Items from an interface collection
········

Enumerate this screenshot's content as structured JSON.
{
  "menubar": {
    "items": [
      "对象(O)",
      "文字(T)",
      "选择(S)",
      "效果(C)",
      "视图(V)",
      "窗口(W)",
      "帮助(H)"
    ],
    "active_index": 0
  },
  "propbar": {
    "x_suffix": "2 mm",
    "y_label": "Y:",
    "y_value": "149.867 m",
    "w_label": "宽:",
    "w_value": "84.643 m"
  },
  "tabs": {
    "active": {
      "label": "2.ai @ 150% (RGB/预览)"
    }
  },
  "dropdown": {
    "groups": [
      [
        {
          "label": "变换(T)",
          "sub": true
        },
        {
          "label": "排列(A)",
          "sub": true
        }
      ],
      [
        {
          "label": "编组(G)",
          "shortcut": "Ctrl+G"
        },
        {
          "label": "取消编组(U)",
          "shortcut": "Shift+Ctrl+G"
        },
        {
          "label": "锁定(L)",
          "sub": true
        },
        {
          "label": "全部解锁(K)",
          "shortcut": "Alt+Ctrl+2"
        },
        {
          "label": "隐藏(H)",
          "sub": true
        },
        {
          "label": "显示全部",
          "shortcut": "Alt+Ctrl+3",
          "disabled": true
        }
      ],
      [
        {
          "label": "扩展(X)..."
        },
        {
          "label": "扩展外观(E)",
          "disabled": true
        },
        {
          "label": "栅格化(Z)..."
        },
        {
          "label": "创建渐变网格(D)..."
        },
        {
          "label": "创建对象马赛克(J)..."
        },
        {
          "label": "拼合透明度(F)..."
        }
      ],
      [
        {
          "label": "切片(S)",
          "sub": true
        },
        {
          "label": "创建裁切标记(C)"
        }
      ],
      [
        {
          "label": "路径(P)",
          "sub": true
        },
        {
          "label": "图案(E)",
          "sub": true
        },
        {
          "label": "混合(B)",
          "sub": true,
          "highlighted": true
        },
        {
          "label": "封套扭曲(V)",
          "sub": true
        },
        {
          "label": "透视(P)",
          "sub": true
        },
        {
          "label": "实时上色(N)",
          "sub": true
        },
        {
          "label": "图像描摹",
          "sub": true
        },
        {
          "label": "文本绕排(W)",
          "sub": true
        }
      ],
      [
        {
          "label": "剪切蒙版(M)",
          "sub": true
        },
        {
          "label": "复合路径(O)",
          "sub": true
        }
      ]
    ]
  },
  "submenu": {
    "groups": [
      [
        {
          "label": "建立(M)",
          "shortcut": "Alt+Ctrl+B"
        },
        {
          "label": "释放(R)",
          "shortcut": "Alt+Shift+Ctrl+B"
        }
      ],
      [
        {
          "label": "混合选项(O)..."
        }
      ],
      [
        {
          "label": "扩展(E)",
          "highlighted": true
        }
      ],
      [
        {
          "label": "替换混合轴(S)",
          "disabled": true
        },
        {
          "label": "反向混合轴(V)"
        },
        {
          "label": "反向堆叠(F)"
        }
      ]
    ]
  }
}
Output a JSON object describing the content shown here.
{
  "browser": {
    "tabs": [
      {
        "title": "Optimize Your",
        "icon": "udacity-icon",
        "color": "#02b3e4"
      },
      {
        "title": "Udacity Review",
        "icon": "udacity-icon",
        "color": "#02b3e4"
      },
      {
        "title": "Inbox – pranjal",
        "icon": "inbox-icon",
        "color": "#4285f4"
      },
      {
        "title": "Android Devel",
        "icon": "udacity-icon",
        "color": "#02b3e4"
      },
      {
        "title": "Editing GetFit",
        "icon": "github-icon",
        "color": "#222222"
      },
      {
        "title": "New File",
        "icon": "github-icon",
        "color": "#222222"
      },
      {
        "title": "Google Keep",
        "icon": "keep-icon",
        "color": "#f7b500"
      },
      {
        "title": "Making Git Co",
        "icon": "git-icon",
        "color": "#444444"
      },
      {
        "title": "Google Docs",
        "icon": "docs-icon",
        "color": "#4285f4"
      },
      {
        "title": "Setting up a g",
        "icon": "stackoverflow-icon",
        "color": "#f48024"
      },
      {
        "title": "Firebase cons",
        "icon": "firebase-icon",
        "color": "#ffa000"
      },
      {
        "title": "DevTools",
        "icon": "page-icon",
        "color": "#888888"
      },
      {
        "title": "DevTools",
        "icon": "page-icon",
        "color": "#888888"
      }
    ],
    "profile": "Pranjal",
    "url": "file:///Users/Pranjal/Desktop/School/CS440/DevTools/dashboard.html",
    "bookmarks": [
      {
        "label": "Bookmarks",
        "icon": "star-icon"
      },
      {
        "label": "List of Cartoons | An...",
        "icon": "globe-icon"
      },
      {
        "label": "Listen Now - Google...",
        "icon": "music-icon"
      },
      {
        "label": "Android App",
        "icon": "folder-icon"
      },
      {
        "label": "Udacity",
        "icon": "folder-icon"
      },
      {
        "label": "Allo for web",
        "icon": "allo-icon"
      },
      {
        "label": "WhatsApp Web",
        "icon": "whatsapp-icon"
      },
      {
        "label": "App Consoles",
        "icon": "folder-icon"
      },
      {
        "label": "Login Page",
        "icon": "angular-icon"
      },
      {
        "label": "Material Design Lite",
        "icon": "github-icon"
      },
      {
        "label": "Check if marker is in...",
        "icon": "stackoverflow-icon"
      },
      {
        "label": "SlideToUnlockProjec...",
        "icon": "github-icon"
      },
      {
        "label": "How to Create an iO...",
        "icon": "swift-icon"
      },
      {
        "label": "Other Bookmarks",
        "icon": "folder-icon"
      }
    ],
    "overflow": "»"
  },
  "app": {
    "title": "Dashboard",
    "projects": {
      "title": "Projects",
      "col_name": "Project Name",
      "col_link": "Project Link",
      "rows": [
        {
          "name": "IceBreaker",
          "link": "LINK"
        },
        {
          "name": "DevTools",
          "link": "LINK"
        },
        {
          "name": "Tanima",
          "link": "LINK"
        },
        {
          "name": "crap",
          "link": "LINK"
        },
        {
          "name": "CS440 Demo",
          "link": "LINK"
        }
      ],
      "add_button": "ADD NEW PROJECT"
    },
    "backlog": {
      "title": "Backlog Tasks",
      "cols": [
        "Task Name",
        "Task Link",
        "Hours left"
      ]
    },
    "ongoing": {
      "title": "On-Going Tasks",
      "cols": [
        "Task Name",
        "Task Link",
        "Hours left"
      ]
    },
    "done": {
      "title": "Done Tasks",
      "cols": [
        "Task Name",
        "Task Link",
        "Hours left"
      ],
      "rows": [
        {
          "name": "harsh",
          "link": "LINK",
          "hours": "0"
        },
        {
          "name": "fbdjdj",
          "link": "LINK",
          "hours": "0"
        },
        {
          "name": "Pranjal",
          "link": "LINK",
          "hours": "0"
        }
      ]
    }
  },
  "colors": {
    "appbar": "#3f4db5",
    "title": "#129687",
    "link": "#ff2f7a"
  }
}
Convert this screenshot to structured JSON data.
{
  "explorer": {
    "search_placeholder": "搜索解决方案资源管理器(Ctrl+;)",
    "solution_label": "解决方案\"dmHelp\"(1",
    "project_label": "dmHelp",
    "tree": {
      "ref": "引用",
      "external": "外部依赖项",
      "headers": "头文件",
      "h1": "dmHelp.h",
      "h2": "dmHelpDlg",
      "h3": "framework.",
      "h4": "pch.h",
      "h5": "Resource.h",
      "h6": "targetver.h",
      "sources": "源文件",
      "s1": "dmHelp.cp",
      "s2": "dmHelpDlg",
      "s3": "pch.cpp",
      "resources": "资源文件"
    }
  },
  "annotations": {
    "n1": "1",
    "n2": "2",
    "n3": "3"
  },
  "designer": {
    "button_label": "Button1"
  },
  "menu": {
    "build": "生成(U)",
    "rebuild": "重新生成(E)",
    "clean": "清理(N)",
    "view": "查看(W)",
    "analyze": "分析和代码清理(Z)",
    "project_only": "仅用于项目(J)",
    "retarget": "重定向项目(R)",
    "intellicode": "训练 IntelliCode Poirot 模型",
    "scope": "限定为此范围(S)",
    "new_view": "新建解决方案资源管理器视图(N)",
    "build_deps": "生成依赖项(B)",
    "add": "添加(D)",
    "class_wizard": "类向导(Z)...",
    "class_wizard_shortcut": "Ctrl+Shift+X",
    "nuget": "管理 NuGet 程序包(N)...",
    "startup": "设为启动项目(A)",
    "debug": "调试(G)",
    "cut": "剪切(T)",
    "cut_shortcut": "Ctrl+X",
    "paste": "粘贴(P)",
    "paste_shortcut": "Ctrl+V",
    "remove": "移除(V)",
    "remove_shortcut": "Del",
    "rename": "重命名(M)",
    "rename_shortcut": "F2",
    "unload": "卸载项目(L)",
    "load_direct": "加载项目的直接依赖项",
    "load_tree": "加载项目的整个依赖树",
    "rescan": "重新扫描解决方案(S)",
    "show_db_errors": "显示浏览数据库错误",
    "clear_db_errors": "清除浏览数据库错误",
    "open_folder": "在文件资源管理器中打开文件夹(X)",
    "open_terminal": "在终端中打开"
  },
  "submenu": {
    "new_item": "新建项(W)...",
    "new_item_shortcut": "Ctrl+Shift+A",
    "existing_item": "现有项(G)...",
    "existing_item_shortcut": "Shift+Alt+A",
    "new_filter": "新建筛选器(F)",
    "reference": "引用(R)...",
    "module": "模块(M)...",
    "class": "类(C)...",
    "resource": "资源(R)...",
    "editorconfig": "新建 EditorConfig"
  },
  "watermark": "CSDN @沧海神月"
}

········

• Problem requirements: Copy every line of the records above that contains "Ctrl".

• Response to this exercise:
          "shortcut": "Ctrl+G"
          "shortcut": "Shift+Ctrl+G"
          "shortcut": "Alt+Ctrl+2"
          "shortcut": "Alt+Ctrl+3",
          "shortcut": "Alt+Ctrl+B"
          "shortcut": "Alt+Shift+Ctrl+B"
    "search_placeholder": "搜索解决方案资源管理器(Ctrl+;)",
    "class_wizard_shortcut": "Ctrl+Shift+X",
    "cut_shortcut": "Ctrl+X",
    "paste_shortcut": "Ctrl+V",
    "new_item_shortcut": "Ctrl+Shift+A",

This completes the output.